━━━ RECORDS SUPPLIED
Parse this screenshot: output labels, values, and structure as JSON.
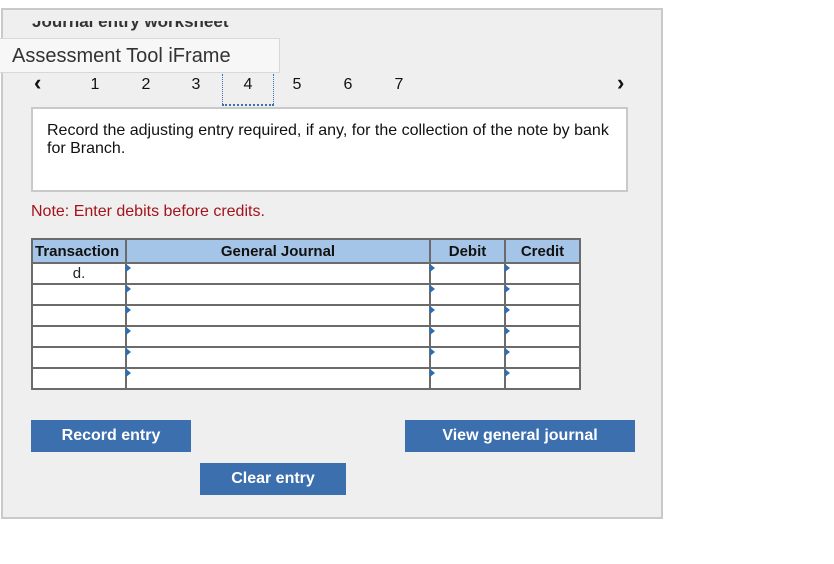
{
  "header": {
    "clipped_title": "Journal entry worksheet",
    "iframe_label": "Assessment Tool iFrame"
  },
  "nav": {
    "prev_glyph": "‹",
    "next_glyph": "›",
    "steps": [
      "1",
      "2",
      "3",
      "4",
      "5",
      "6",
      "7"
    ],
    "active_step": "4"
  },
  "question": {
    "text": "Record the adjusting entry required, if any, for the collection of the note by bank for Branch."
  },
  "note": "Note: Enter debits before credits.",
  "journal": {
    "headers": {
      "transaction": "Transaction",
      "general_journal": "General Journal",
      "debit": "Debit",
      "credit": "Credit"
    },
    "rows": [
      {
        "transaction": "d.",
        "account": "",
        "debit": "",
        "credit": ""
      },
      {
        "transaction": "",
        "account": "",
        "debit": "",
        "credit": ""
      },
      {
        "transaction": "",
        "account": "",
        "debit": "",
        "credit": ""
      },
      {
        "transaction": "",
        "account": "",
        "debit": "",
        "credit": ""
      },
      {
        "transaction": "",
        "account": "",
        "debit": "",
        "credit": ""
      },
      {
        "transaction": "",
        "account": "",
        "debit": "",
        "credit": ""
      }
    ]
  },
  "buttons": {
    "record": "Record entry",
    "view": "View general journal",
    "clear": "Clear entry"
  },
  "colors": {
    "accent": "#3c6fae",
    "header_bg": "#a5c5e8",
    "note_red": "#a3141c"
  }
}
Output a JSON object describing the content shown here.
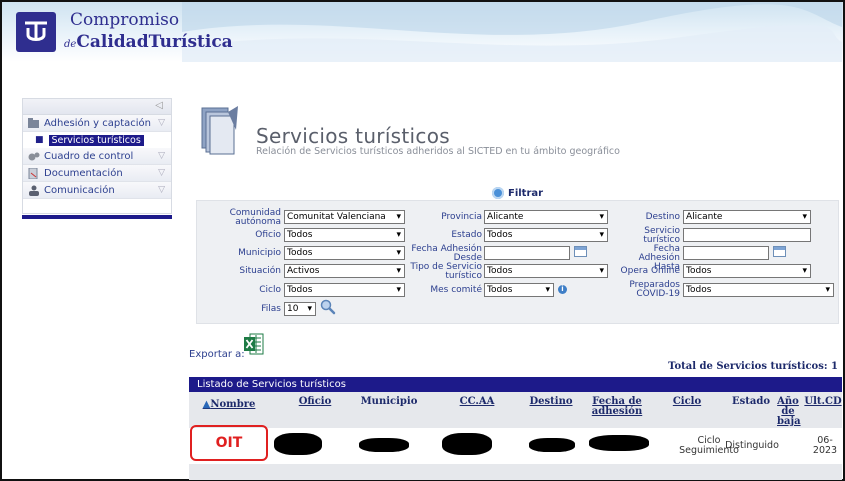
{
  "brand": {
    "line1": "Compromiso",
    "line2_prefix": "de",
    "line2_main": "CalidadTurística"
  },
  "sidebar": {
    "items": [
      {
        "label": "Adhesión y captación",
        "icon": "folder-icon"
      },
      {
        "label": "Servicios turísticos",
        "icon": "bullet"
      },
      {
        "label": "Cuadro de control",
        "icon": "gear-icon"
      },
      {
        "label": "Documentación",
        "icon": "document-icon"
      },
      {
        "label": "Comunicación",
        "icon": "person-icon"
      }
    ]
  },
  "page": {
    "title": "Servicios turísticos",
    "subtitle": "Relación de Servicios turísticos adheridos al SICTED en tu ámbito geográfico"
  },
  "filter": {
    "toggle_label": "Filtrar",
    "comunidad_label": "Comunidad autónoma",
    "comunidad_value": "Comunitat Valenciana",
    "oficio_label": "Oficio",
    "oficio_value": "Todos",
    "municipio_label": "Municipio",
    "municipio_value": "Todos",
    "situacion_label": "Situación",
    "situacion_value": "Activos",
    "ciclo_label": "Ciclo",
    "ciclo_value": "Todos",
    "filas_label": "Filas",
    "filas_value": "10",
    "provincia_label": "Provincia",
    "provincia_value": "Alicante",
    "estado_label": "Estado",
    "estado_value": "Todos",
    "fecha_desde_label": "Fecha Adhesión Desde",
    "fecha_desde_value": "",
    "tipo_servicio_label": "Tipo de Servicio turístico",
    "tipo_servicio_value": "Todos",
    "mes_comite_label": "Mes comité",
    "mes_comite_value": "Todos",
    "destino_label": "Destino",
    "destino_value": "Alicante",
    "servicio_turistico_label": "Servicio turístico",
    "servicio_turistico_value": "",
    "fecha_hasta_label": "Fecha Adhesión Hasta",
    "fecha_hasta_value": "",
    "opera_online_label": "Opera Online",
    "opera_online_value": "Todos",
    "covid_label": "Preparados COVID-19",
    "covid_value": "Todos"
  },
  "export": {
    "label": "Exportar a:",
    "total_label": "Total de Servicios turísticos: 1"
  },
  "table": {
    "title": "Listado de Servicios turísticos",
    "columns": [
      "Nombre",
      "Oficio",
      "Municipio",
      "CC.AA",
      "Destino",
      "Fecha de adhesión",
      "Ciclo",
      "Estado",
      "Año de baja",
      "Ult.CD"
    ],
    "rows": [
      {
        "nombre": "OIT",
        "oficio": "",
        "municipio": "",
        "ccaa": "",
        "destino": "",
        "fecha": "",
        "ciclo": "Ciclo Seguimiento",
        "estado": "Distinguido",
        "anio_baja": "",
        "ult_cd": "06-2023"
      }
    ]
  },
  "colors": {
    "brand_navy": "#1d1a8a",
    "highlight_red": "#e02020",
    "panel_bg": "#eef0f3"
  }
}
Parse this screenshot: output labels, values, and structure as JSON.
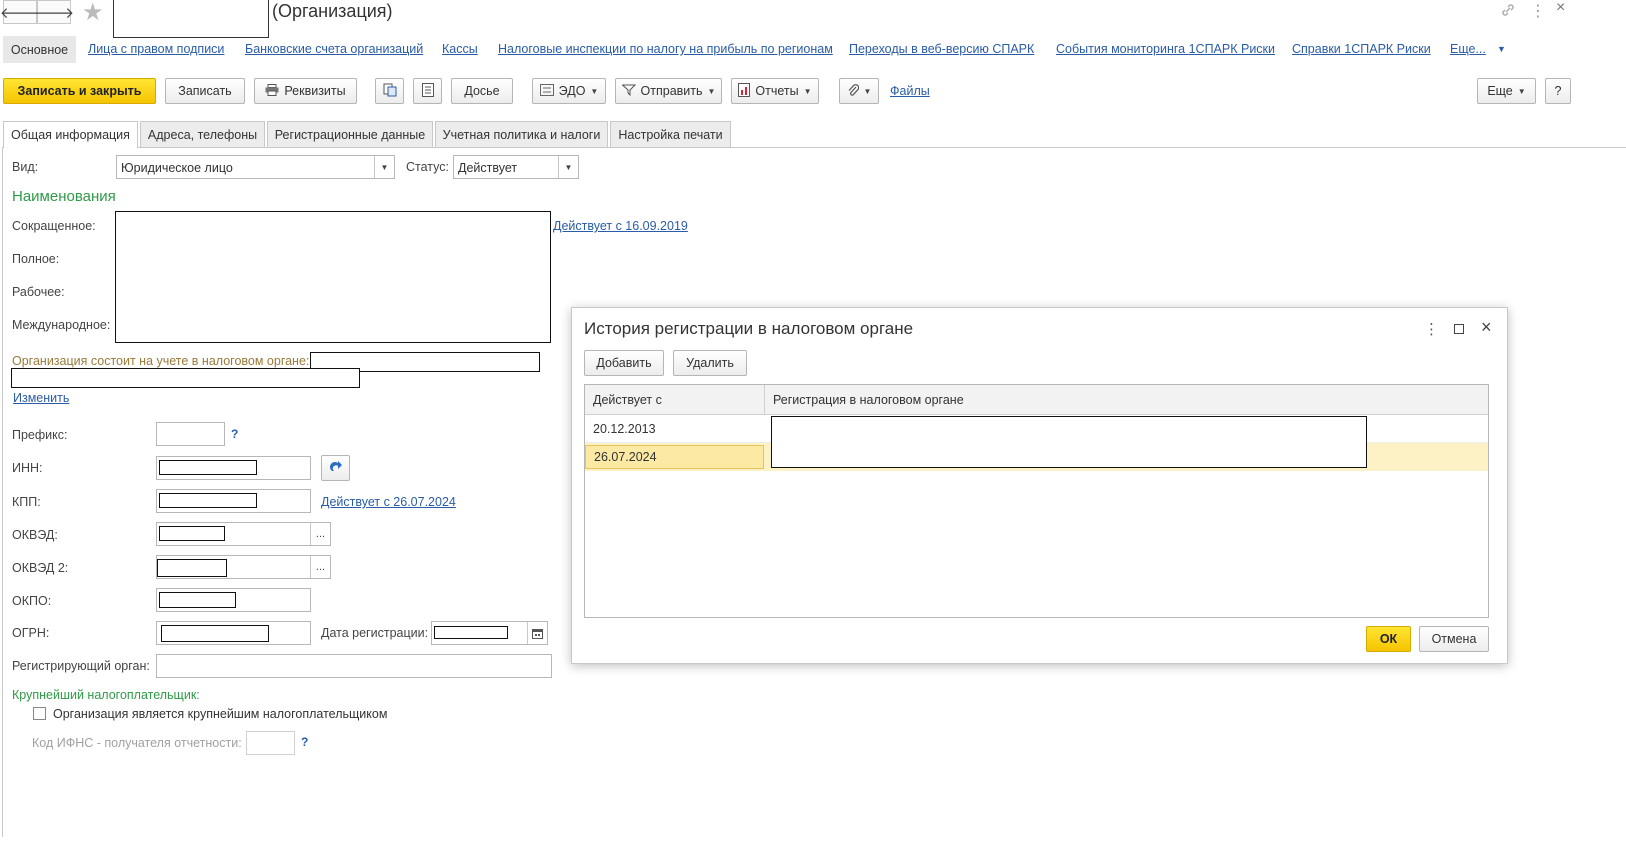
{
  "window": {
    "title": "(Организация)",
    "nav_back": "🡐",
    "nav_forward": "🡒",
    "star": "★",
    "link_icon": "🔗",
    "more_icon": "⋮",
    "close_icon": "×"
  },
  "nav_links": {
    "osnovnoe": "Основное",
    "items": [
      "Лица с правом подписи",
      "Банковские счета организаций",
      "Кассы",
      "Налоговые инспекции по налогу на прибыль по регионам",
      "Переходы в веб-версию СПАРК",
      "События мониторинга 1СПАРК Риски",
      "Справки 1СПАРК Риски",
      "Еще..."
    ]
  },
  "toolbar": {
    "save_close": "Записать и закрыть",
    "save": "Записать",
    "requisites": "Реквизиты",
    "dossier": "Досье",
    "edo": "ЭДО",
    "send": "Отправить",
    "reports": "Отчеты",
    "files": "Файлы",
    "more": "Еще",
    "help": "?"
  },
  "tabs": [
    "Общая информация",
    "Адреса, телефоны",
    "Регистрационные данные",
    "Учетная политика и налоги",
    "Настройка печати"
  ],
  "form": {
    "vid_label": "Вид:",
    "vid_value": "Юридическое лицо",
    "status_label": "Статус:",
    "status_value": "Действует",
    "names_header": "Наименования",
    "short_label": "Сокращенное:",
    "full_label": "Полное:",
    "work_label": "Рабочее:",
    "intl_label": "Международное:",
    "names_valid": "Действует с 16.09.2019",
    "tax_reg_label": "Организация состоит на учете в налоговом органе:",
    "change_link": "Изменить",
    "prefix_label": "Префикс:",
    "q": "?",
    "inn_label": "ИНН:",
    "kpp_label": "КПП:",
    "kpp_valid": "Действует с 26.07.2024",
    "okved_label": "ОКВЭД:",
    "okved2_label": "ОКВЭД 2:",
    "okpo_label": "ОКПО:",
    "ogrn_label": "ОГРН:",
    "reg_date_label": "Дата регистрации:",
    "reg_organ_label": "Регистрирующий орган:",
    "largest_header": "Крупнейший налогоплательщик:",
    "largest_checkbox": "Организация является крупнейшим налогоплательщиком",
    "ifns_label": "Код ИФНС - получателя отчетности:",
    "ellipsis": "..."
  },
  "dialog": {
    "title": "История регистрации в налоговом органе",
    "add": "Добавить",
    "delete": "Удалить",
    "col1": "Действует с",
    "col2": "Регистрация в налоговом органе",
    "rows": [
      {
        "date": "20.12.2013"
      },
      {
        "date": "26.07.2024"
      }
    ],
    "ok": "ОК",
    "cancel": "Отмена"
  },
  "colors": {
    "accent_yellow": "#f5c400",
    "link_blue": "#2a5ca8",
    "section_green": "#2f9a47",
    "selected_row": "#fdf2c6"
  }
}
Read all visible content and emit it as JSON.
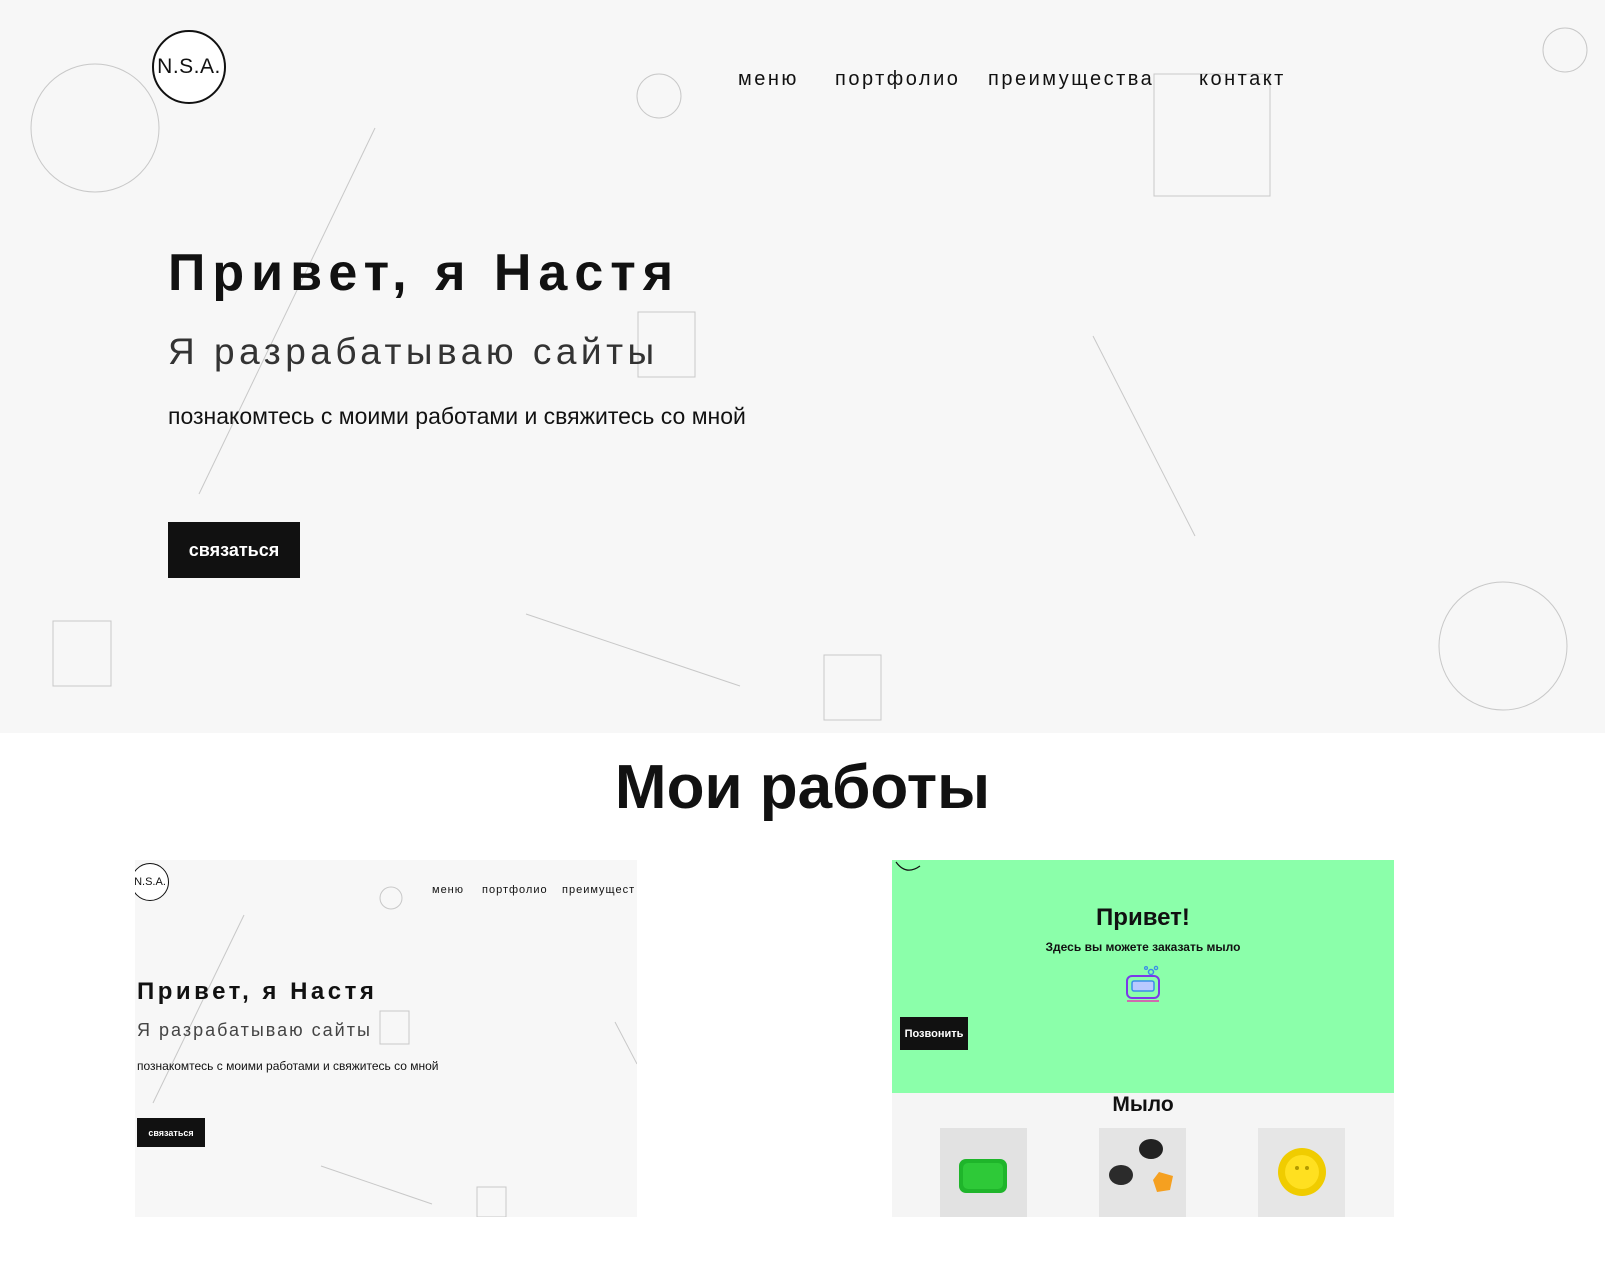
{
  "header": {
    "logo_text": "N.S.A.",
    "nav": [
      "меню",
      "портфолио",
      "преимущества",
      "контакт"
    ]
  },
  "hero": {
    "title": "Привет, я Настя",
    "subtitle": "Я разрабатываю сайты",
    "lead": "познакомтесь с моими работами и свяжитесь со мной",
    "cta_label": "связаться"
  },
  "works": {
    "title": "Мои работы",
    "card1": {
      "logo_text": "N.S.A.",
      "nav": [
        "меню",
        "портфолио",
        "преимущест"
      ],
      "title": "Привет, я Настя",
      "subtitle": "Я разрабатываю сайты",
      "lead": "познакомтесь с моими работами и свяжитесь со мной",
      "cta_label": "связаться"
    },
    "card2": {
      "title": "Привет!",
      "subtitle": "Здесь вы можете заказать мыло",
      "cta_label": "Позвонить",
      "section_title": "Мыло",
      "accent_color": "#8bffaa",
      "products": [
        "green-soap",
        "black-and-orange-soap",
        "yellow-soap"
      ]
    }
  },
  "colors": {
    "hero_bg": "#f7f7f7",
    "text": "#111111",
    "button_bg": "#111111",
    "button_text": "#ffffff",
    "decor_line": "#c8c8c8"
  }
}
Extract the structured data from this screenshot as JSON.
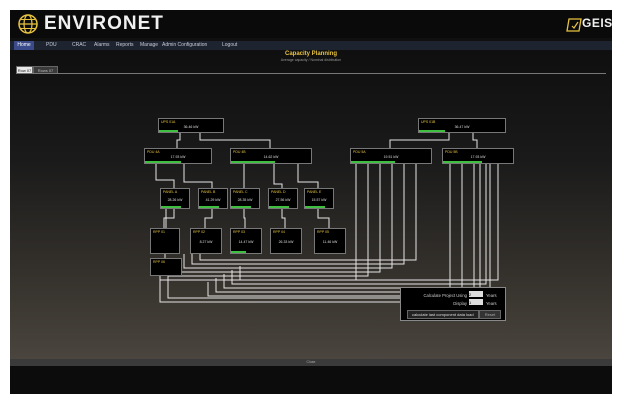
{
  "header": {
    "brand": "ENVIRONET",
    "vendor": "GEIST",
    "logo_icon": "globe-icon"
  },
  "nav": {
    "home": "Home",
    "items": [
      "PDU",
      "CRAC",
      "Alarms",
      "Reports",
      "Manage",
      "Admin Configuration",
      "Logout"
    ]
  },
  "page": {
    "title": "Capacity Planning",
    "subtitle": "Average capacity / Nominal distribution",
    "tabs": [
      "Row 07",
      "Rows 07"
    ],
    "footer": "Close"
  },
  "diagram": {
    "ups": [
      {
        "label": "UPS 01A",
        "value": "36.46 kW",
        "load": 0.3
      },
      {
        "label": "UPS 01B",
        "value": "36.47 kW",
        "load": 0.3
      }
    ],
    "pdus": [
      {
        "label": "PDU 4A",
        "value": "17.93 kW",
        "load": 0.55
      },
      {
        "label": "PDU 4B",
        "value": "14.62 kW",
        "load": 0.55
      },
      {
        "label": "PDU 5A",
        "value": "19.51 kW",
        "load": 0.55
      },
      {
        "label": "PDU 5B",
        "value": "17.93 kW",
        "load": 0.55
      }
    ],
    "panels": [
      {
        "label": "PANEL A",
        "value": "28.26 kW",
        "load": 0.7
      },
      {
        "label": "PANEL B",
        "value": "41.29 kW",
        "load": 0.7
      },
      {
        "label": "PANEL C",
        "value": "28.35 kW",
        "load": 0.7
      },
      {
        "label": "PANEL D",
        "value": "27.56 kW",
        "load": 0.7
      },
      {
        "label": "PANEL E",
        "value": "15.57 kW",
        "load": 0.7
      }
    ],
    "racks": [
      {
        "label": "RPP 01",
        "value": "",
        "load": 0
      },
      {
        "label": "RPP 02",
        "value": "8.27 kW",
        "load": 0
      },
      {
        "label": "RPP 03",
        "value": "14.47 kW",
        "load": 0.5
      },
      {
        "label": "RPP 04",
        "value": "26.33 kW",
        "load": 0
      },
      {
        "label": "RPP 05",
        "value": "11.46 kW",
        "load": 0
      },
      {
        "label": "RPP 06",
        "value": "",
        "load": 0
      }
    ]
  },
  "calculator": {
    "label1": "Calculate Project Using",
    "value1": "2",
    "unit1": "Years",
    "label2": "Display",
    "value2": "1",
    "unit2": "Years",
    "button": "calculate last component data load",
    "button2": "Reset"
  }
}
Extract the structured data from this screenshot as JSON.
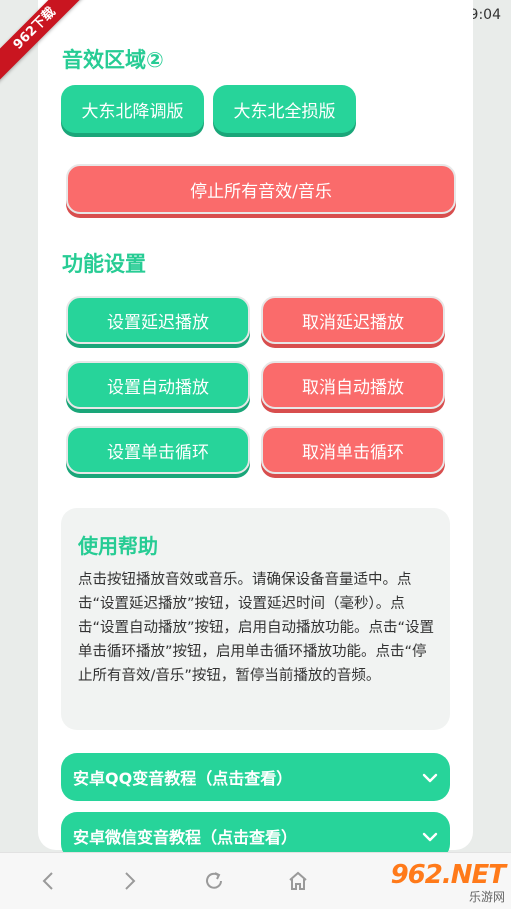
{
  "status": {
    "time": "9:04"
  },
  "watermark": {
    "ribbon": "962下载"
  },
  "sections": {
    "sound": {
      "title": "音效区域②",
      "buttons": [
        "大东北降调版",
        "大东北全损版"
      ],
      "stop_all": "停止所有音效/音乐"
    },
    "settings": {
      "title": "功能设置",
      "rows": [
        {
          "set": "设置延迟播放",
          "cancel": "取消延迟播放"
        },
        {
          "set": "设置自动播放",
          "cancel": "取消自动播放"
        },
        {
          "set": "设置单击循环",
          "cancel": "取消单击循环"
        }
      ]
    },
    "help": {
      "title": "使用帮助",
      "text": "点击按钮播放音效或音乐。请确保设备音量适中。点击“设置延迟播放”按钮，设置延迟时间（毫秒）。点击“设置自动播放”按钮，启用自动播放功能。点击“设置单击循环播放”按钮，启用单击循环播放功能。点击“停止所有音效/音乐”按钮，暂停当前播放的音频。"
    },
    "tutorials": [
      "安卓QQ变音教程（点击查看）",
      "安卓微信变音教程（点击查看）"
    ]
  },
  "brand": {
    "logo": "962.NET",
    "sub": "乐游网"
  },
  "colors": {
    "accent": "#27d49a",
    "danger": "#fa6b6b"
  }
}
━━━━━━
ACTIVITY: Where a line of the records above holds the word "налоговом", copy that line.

WRITTEN SOLUTION:
    "tax_reg_label": "Организация состоит на учете в налоговом органе:",
    "title": "История регистрации в налоговом органе",
    "col2": "Регистрация в налоговом органе",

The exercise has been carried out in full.